Kirsten Oleson (NREM) and two members of her lab, Joey Lecky and Kim Falinski, are co-authors of a paper recently published in PLOS One
, “Advancing the Integration of Spatial Data to Map Human and Natural Drivers on Coral Reefs
.” It’s the first comprehensive map documenting the impacts of both human activities and natural events on reef recovery after extreme coral bleaching caused by rising water temperatures in Hawai‘i. The study synthesized 10 years of datasets from university and government sources to gauge how factors such as sedimentation, development, and fishing influence coral reef health across the main Hawaiian Islands.

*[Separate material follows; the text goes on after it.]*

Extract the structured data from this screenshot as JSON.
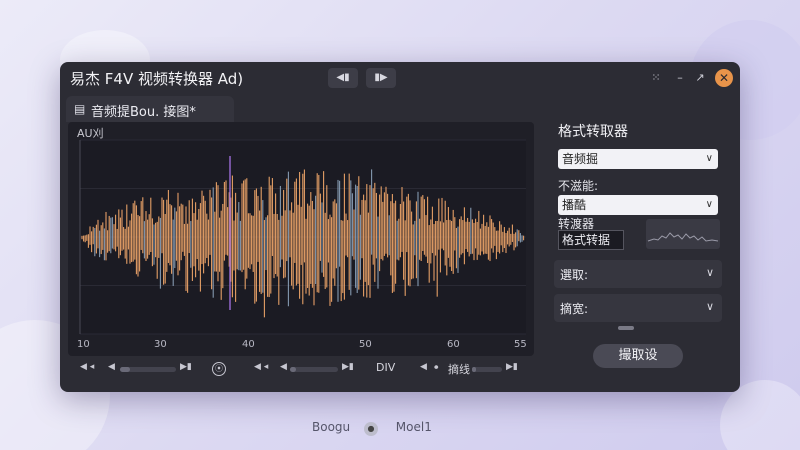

It reveals variations in what was inhibiting reef recovery across the islands, provides a foundation for further research, and can inform policies to protect coral reefs. The research team’s findings highlight the importance of tailoring strategies based on location to address local impacts most effectively. Data created by this mapping study are available for free at the Pacific Islands Ocean Observing System
(PacIOOS), where scientists, managers, and members of the public can explore and further analyze what drives variation on coral reefs. Read more about it in this Star-Advertiser story.